A poster for Vype electronic cigarettes, seen on a bus shelter on 28 February 2019.
First Group Enterprises Ltd t/a First News (a newspaper for young readers) noted that the ad appeared in a public space at a bus stop used by a significant proportion of children and challenged whether the ad had been appropriately placed.
British American Tobacco UK Ltd t/a Vype said the site where the ad was seen formed part of what was referred to as an ‘alcohol package’ offered by media buying agencies. That meant that the location had been deemed appropriate for the placement of ads for alcoholic products as well as other restricted products such as online gaming and certain types of food and carbonated soft drinks.

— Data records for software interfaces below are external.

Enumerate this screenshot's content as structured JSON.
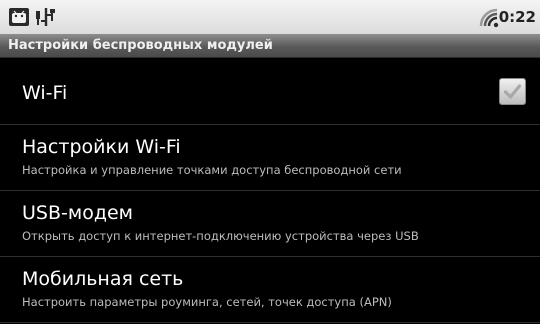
{
  "status_bar": {
    "time": "0:22",
    "icons": [
      "android-notification-icon",
      "usb-icon",
      "wifi-signal-icon"
    ]
  },
  "title_bar": {
    "title": "Настройки беспроводных модулей"
  },
  "settings": {
    "items": [
      {
        "title": "Wi-Fi",
        "checked": true
      },
      {
        "title": "Настройки Wi-Fi",
        "subtitle": "Настройка и управление точками доступа беспроводной сети"
      },
      {
        "title": "USB-модем",
        "subtitle": "Открыть доступ к интернет-подключению устройства через USB"
      },
      {
        "title": "Мобильная сеть",
        "subtitle": "Настроить параметры роуминга, сетей, точек доступа (APN)"
      }
    ]
  },
  "colors": {
    "background": "#000000",
    "status_bar": "#e6e6e6",
    "title_bar": "#5a5a5a",
    "text_primary": "#ffffff",
    "text_secondary": "#bdbdbd"
  }
}
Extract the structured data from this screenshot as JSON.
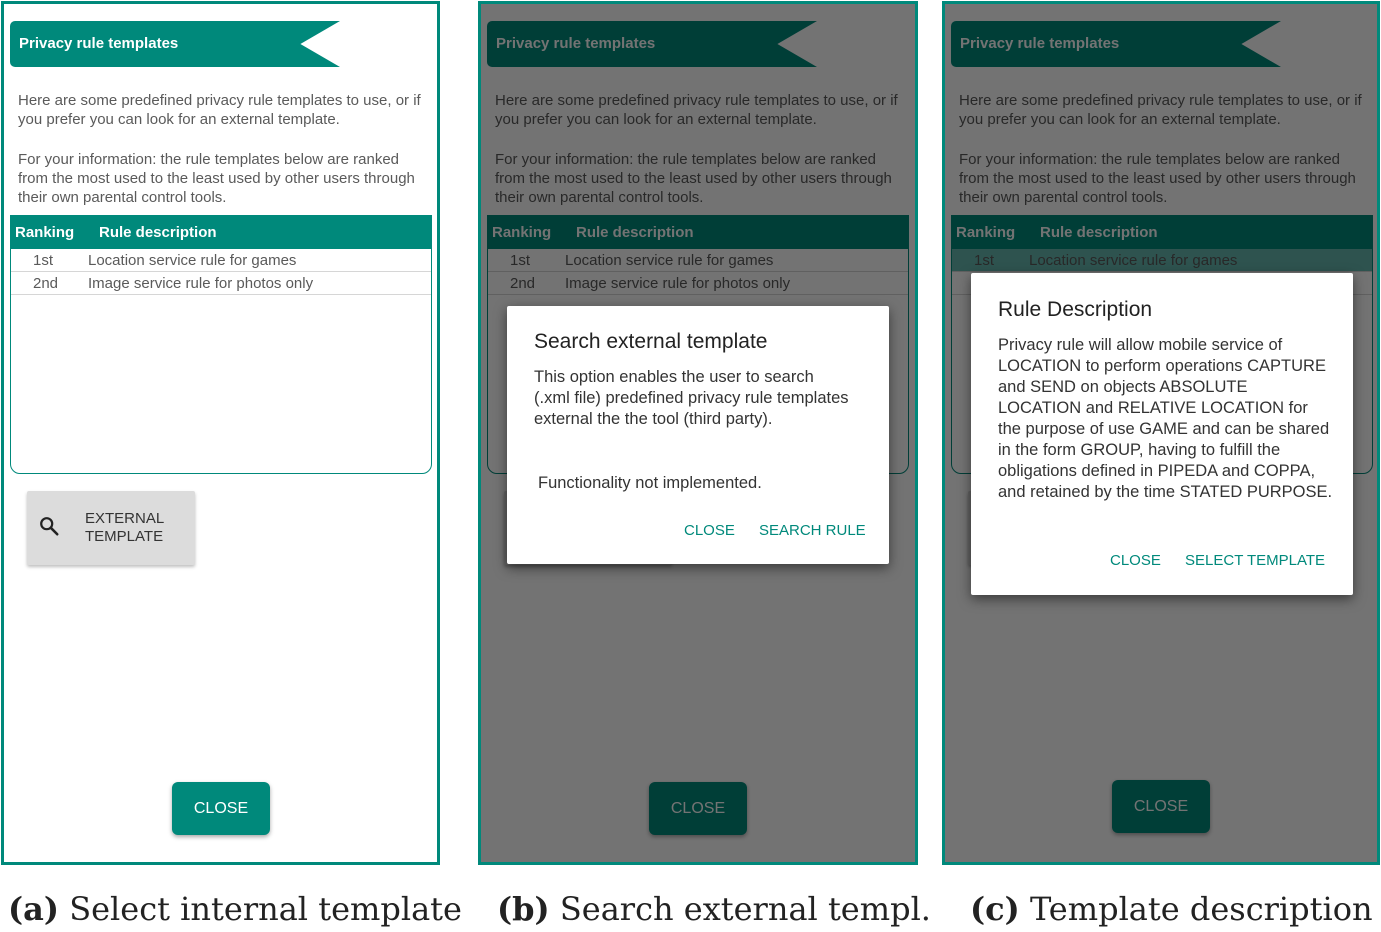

Vype said that one of the main criteria for being part of the ‘alcohol package’ was that the location complied with the so-called ‘100 metre rule’ which meant that certain products must not be advertised within 100 metres of a school, in order to avoid inadvertently directing the ad at people who were under 18 years old. They said the bus stop was more than 100 metres from the nearest school and they also provided information indicating that three local schools had distances of 132, 321 and 482 metres respectively from the bus stop. Vype said that the bus stop served three bus routes, all of which covered significant distances through urban surroundings at a variety of sites and they did not believe that any of the sites specifically served any one school or college.
Vype said they considered the footfall data for the bus stop which indicated that the site was expected to show a footfall of around 51,000 adults over the two-week period the ad was displayed. They said they understood from their agent that the ad would have inadvertently reached a small population of under 18s, but the number fell below the ceiling of 25% of the total audience. They believed, based on the information they had that the ad would have been seen by a small proportion of 15- to 17-year olds, which meant that they were 1.9% of the total audience. Vype said although they had no data specifically for under 15s, extrapolating the 1.9% figure for 15- to 17-year olds meant the audience under 18 years old would be well below 25% of the total audience.
Vype said the locations of the sites where they chose to advertise were selected based on the entire potential audience, which included both bus route and bus stop users, footfall and from passing vehicles. All vehicle drivers would be at least 17 years old, with the vast majority being over 18. They said that the location of the bus stop on an arterial route, between two large shopping areas, ensured that a demographically diverse range of the population would see the ad, therefore people under 18 years of age were not inappropriately targeted.
J C Decaux, which owned the poster site, said that due diligence had been applied to the campaign and all posters were 100 metres or more from schools.
The CAP Code required that ads for electronic cigarettes must not be directed at people under 18 years of age through the selection of media or the context in which they appeared and that no medium should be used to advertise e-cigarettes if more than 25% of its audience was under the age of 18.
The ad was displayed on a bus shelter said to be used by a significant proportion of children and served by bus routes specifically for local schools and colleges. We considered the data provided showed there were significant distances between the ad and the nearest schools and that steps had been taken to ensure that the ad was not displayed near schools. We also understood that of the three bus routes that served the bus stop, one of the routes was a service timed to coincide with school term dates, but could still be used by all members of the public and so would not be used exclusively by children.
We noted that the bus stop was already categorised as being appropriate for the placement of age-restricted products and we considered the location of the bus stop and the routes it served meant that the majority of the likely audience using the bus stop, or passing by it in vehicles, would comprise people over 18.
While we acknowledged that children using the bus stop or going past it on a bus may have seen the ad, we considered it unlikely that people under 18 comprised more than 25% of the audience. We considered that reasonable steps had been taken to ensure that was the case.
We therefore concluded that the ad’s placement did not breach the Code.
We investigated the ad under CAP Code (Edition 12) rule 22.11 22.11 Marketing communications must not be directed at people under 18 through the selection of media or the context in which they appear. No medium should be used to advertise e-cigarettes if more than 25% of its audience is under 18 years of age. but did not find it in breach.
No further action necessary.